Before April jumps into our laps and we all become consumed by the need to show improvements on our test scores, it seems like a good time to step back and think about the numeracy that we really want for our children. Instead of celebrating statistically insignificant increases in your state test math scores (which I think is comical and proves the point of how we have reduced math to comparing two numbers with no context or true analysis), let's rethink the mathematical thinking that we want to fill the conversations of children and adults alike. I am purposeful about using the term mathematical thinking as opposed to math as the critical thinking and problem solving of math has been my true passion surrounding the subject for a long time. No one becomes a better mathematical thinker by doing more problems or becoming a computational speed champion, but the growth comes from conversations around patterns, seeing math in spaces not traditional to the topic, playing with the numbers, and molding data to become educative for others. The beauty of mathematical thinking gets squeezes out of the system as preparation for state tests, ACT, and AP Stats or Calculus accelerates over the top of the beauty of mathematical thinking. We need children and adults that are good consumers of numbers, see patterns for design, and know how to take the complexity of math to larger audiences through elegant explanations. This isn't easy with the testing industrial complex rooted in its primary sphere of influence, math, but I believe that our students deserve more courage in this area. Let the video below push your thinking.
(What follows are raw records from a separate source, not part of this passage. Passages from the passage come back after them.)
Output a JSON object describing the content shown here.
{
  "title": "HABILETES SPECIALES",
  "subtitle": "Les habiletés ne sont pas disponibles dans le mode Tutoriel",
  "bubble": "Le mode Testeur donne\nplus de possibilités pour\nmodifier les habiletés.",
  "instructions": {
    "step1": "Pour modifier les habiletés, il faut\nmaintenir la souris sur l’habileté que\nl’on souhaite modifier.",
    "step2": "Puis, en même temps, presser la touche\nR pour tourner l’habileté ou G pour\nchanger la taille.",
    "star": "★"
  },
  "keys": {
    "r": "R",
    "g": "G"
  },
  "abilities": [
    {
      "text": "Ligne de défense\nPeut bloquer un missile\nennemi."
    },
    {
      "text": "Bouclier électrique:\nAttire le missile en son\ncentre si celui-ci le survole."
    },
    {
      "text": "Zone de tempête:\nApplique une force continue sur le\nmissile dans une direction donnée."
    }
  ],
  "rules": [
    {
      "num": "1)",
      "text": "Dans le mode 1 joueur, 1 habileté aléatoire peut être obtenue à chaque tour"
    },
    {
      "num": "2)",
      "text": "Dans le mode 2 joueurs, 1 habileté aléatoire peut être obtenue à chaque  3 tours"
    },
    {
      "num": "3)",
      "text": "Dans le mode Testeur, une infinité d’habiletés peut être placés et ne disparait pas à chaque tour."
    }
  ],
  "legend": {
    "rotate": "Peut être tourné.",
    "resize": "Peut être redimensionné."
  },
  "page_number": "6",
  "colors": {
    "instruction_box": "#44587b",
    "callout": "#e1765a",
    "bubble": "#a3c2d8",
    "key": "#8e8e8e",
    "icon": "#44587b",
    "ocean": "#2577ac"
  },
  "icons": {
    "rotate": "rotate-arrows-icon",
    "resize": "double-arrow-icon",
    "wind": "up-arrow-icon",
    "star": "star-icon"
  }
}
Friday, November 29, 2013
We live in an open world where privacy as previously defined is gone forever. We are building digital footprints with each click of our devices each day. It is a time of digital mistakes that don't go away. It is a time when action precedes rational thought. It is a time when ideas and thoughts are on display well before they are in their final form, and we are in time when less and less context exists to the digital fragments that flow through the information firehouse. In this time and space, it is essential that we are grace filled in our actions with others by listening to explanations, accepting apologies for honest mistakes, and working through misunderstandings caused by the challenges of information curation. How are you building this capacity in your organization? Does your school or business have grace as a part of its culture? The video below launched me into this thinking as it explores the complexity of our connected world.
Monday, November 25, 2013
I am always talking about how it is important for us to change the narrative in education in the community and beyond. This video and the rest of the videos from the Ad Council in this channel seem like they are a step in the right direction. How careful are you with your language when talking about school? Legacy language about schools is helping to maintain the current mental models about schools. A fresh language and a fresh narrative is essential to provides the space for innovation.